More than ever I realise how much I love my church, and my wider church family and the church itself more broadly. And more than ever I feel how that sentiment is at odds with our ‘cynical age that tends to celebrate anti-institutional suspicion’ (see the recent Comment Magazine).
I have reposted below something I wrote a few years ago, about that juxtaposition of cynicism about church and loving church. I find myself convinced of what I wrote then more than ever now, with my recent experiences.
I sometimes wonder if at present that kind of statement (I love my church) puts you up there with the ‘crazies’. Kind of like saying Margaret Thatcher was a warm gentle person, or that Tony Blair’s faith helped his political policy making.
I’ve written before that it currently seems much more ‘authentic’ to leave/criticise/doubt/be bored with church. Any confession of a high view of church, and love of church immediately paints you as an institutionalized reactionary conservative, blind to the problems of church.
I’m not talking about the idea of church, were we can all affirm the imagining of a better church. I’m talking about the church as it has existed and will continue to to in history.
The church messed up by you and me.
There is a naive sentimentalism about church, that is dangerous and leaves the church unable to change, with it’s fingers in it’s ears to any critique. But there is also a bilious cynicism about church, that finds it’s ongoing expression in a pathological idealised post-church narrative. And lots of stuff in between.
My location on the emerging church discussion, doesn’t come from being bored with church (I didn’t grow up in church), a dislike of worship aesthetics (there is much I don’t like), or the loss of faith in a post-modern world (I’ve nearly lost mine a few times).
It comes from a love of the church.
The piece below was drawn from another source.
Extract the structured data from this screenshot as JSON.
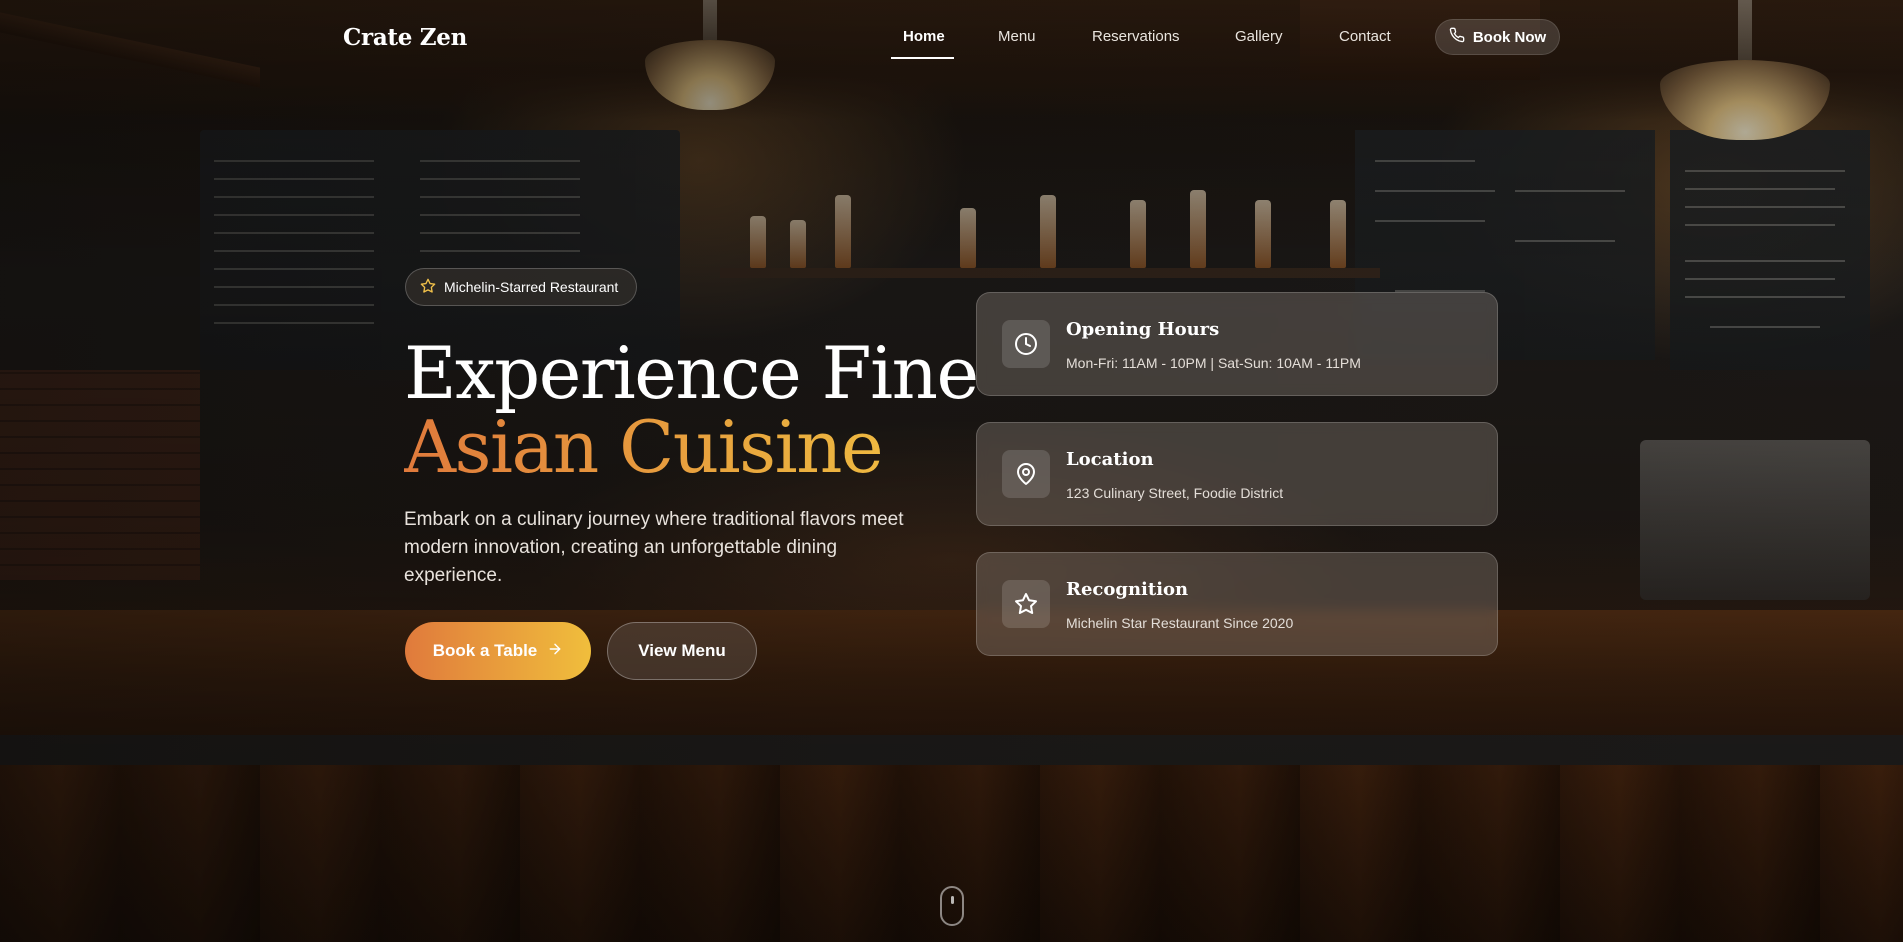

Church saved me. It introduced Jesus to me. It challenged me to hand my life, my basis for living and being over to Jesus, and to explore that with other Christians.
It brought healing to my life, through loving relationships, the presence of Jesus, examples of what it meant to live as a human being and as a father and husband (without alcohol and violence), with a new family of wonderful relationships.
It encouraged me to learn and grow and find out God’s plans for my life, and to try to locate that in the scheme of eternity and God’s kingdom.
It got in my face about the need to attend to my character, and take the pain of my past to Jesus.
And yes it has bored me, frustrated me, and been hopelessly out of step with my world so many times. And more than that it has regularly hurt me, abused me, tried my faith, and caused to me to doubt and question.
And yet I love and believe in it even more than ever.